[Start of Attachment]

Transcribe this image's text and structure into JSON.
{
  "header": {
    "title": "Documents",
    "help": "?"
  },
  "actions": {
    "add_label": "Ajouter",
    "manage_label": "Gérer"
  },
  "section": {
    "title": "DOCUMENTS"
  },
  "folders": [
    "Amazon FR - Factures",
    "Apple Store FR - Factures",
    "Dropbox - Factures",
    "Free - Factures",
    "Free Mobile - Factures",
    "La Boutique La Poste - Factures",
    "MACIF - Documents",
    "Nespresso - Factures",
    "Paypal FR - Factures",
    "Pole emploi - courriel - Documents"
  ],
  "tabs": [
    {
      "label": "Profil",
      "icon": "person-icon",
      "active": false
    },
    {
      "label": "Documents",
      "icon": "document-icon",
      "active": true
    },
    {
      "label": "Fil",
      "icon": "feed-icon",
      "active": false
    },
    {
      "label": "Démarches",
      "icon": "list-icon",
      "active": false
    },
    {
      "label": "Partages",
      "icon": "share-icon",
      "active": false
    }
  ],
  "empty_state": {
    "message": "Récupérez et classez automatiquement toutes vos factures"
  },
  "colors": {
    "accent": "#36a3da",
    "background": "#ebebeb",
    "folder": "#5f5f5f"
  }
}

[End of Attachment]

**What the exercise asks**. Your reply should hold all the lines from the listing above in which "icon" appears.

**Reply to the exercise**.
      "icon": "person-icon",
      "icon": "document-icon",
      "icon": "feed-icon",
      "icon": "list-icon",
      "icon": "share-icon",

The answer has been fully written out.